The measure almost certainly runs afoul of Planned Parenthood v. Casey, the Supreme Court’s 1992 ruling that struck down a Pennsylvania law that implemented new barriers to abortions.

Humphrey said he would amend his bill in the future.

The state House committee also approved a measure to block abortions performed solely because a fetus is diagnosed with Down syndrome or another genetic condition.

The Oklahoma actions are part of a wave of new measures restricting abortion rights in state legislatures across the country.

Texas legislators are hearing testimony on Wednesday on a bill that would ban so-called partial birth abortions, and on another that would ban what abortion opponents term “dismemberment” abortions. A third bill would tighten restrictions on how an aborted fetus would be disposed of.

In South Dakota, the state House this week passed a measure increasing penalties on abortions performed after 19 weeks of pregnancy.

The Arkansas state House on Tuesday passed a measure banning abortions on the basis of a fetus’s sex. And in Florida, legislators are working on a bill to allow patients who have had abortions to sue physicians for physical or emotional damage up to 10 years after the procedure took place.

Pennsylvania’s state Senate passed a measure early Wednesday to block abortions after 20 weeks of pregnancy, though Gov. Tom Wolf (D) has said he will veto the measure if it makes it through the Republican-controlled state House.

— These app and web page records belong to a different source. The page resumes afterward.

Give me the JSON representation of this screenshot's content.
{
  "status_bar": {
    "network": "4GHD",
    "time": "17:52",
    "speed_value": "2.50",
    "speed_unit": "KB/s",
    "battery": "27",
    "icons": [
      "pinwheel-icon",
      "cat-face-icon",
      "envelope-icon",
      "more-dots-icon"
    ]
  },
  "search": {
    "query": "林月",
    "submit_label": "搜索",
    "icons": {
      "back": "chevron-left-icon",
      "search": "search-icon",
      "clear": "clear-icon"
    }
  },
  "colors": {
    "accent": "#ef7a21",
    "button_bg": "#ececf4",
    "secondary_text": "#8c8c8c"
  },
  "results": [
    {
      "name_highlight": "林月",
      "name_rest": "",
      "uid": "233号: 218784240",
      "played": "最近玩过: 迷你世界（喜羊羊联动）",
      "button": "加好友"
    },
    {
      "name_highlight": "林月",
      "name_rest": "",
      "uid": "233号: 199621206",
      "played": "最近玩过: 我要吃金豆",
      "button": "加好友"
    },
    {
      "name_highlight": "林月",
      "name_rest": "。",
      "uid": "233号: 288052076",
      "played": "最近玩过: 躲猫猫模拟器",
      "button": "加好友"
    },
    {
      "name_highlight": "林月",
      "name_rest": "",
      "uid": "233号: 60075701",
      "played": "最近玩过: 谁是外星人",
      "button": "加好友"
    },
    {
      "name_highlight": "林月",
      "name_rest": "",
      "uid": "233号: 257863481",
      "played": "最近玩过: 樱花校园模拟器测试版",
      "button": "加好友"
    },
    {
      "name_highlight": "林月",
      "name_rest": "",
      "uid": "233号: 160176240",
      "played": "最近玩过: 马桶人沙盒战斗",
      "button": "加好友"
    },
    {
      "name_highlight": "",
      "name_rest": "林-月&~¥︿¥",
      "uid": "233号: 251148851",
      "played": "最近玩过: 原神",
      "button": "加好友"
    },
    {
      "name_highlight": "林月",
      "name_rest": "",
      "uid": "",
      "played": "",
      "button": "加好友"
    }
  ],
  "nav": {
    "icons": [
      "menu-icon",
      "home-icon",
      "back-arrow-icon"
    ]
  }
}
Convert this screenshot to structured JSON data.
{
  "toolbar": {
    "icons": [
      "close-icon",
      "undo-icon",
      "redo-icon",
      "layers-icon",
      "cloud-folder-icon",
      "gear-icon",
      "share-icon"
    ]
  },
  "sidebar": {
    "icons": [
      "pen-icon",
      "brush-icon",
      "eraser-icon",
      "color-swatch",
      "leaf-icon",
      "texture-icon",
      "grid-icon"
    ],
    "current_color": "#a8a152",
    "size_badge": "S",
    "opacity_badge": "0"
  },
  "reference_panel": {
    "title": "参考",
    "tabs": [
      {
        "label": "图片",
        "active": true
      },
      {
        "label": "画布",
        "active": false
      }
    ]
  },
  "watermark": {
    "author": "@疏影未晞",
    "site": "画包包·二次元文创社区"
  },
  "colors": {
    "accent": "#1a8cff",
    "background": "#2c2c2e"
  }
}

Wyoming legislators are debating whether to make selling fetal tissue or cells a felony, and considering another measure requiring women seeking an abortion to undergo an ultrasound.

Abortion-rights backers were incensed that those two measures were referred to the Senate Agriculture Committee, made up of five Republican men, rather than to the state Senate Labor, Health and Social Services Committee.

In the past year, 18 states have enacted more than 50 new restrictions on abortion rights, according to the Guttmacher Institute, which backs abortion rights.

Ohio, South Carolina and South Dakota legislators all enacted bans on abortions performed after 20 weeks of pregnancy.

The wave of legislation comes even as the number of abortions performed in the United States continues to fall. Most of the decline over the past several years occurred in states that did not have restrictive new anti-abortion laws, the Guttmacher Institute reported.